Artist's impression of the developed site at Cadarache, France. Source: ITER

Once the fusion reaction is under way, the heat is removed from the reaction vessel through cooling water running behind the reactor inner surfaces. Two independent cooling circuits will be used, with water passing through primary and secondary heat exchangers before cooling and evaporation. The facility is expected to use 1.5m m3/year of water during operation.

The scale of the project is immense. The entire tokamak reactor will weigh 23,000 tonnes, consisting mainly of high-performance steel. The site at Cadarache covers 180ha (445 acres), with a central 42ha area that will house the ITER reactor and buildings. The reactor building will be 57m high.

Material selection has played a big part in the research and design during the run-up to the construction phase. The internal surfaces of the huge vacuum vessel, which forms the heart of the reactor, not only have to withstand the immense temperatures, but also absorb the neutrons produced so they can transfer heat to the cooling fluid and react with lithium in a lining blanket to produce more of the rare tritium isotope.

 
The huge vacuum vessel at the heart of the fusion reactor weighs 8,000 tonnes. Source: ITER
The blanket wall is modular and consists of 440 individual segments, each weighing 4.6 tonnes. Each segment has a detachable first wall that directly faces the plasma and removes the plasma heat load, and a semipermanent blanket shield dedicated to neutron shielding.

The ITER's blanket is one of the most crucial and technically challenging components. Several materials have been investigated, including carbon fiber-reinforced graphite, reinforced copper and tungsten. But the choice has been made to use beryllium to cover the first wall. The rest of the blanket shield will be made of high-strength copper and stainless steel. At a later stage, some blankets will be adapted to trial the tritium breeding technology.

The ITER site is now prepared and international tendering for components and materials is underway. Contracts for parts of the reactor vessel have already been awarded to South Korea, with others expected to go to the EU shortly. Other members of the consortium have been earmarked to provide many of the main components and in-kind contributions to the overall program. But around 11% of the items will be purchased through a joint fund under the control of the ITER organization.

Construction is expected to take around 10 years, with first plasma generation at around 2020. The operation phase is then expected to last 20 years. If successful, ITER will pave the way to a full demonstration project - DEMO - in the 2030s. Then we might really enter an age of unlimited energy.

More information on the ITER project


By: John Baker
+44 20 8652 3214



AddThis Social Bookmark Button
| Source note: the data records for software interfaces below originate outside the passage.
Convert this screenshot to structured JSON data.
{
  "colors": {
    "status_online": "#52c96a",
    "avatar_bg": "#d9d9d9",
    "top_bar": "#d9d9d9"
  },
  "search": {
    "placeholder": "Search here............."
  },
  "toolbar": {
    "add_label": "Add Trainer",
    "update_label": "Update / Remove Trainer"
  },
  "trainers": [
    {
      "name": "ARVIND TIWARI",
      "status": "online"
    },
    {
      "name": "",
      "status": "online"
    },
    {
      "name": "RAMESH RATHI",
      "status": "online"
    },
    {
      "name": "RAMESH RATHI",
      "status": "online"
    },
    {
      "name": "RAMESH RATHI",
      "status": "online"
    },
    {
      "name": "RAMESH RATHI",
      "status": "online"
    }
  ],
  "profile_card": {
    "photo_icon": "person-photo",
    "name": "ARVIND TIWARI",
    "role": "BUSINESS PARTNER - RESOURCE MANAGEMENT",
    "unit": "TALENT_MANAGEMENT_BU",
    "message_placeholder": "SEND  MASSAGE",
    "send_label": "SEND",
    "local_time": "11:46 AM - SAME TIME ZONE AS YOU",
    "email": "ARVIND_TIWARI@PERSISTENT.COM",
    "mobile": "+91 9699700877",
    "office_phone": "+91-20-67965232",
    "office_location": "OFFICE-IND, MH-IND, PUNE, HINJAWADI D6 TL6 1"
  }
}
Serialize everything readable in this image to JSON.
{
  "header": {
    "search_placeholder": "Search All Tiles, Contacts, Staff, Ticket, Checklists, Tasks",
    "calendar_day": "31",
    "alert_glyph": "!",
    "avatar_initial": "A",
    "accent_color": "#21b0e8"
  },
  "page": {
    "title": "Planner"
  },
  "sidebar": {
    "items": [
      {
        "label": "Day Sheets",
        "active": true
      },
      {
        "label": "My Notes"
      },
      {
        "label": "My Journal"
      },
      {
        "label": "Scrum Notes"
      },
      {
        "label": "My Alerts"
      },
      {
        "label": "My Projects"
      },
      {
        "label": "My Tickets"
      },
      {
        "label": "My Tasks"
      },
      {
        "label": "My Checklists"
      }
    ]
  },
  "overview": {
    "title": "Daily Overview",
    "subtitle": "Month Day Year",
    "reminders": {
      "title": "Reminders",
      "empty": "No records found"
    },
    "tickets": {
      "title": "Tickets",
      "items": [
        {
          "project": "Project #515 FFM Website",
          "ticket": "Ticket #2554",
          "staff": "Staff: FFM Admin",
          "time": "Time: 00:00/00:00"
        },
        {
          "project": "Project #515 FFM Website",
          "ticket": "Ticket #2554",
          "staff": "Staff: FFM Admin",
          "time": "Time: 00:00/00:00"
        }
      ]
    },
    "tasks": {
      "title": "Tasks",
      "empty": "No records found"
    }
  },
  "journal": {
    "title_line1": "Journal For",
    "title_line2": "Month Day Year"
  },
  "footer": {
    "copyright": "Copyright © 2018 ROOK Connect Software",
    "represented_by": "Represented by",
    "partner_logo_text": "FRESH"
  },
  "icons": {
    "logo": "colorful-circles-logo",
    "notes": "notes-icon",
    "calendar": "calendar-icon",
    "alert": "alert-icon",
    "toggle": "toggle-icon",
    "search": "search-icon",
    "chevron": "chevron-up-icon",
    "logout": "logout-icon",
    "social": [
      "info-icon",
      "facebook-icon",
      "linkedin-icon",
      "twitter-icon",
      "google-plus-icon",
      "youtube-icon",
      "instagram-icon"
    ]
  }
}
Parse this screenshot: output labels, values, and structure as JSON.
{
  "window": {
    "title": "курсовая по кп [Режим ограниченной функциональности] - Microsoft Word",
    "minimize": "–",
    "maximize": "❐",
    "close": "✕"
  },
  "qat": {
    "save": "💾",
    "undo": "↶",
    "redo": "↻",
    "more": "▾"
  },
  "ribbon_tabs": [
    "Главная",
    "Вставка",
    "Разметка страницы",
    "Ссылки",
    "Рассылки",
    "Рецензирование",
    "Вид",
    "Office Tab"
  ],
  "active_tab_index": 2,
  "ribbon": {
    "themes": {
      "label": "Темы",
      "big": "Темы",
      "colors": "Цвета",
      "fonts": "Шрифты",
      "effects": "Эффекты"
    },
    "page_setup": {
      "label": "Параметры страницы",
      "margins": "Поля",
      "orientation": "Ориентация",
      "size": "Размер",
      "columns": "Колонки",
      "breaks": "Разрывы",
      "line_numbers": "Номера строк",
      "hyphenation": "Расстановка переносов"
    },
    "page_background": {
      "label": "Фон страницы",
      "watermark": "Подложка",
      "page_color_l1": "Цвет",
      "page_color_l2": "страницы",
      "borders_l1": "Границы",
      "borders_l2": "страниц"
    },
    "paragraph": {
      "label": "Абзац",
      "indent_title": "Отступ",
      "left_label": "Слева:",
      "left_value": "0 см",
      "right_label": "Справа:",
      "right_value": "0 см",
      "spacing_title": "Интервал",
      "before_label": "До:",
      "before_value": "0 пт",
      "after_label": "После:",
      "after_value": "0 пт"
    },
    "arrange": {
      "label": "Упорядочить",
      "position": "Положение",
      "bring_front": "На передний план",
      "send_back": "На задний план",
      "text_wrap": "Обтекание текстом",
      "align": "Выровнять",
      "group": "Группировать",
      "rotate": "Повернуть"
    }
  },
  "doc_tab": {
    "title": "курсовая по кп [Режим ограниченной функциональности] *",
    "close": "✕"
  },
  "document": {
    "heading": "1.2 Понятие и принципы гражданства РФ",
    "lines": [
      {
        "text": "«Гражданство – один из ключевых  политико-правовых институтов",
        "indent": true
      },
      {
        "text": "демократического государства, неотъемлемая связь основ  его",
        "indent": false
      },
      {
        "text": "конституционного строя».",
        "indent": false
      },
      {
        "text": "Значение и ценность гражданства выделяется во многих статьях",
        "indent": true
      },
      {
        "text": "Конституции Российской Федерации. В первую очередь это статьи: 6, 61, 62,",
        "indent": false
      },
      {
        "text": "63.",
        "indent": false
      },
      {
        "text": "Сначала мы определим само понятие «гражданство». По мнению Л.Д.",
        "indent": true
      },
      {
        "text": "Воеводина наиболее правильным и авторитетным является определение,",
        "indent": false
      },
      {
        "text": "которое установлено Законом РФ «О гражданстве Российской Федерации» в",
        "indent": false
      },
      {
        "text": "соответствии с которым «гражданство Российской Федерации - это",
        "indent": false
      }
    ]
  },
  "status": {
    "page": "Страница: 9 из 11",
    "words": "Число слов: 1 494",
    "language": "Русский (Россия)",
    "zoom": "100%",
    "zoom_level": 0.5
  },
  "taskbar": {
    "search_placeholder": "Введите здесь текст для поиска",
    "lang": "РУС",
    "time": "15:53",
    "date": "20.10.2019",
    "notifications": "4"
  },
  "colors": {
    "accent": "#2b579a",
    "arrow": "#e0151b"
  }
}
For the latest chemical news, data and analysis that directly impacts your business sign up for a free trial to ICIS news - the breaking online news service for the global chemical industry.

Get the facts and analysis behind the headlines from our market leading weekly magazine: sign up to a free trial to ICIS Chemical Business.

Printer Friendly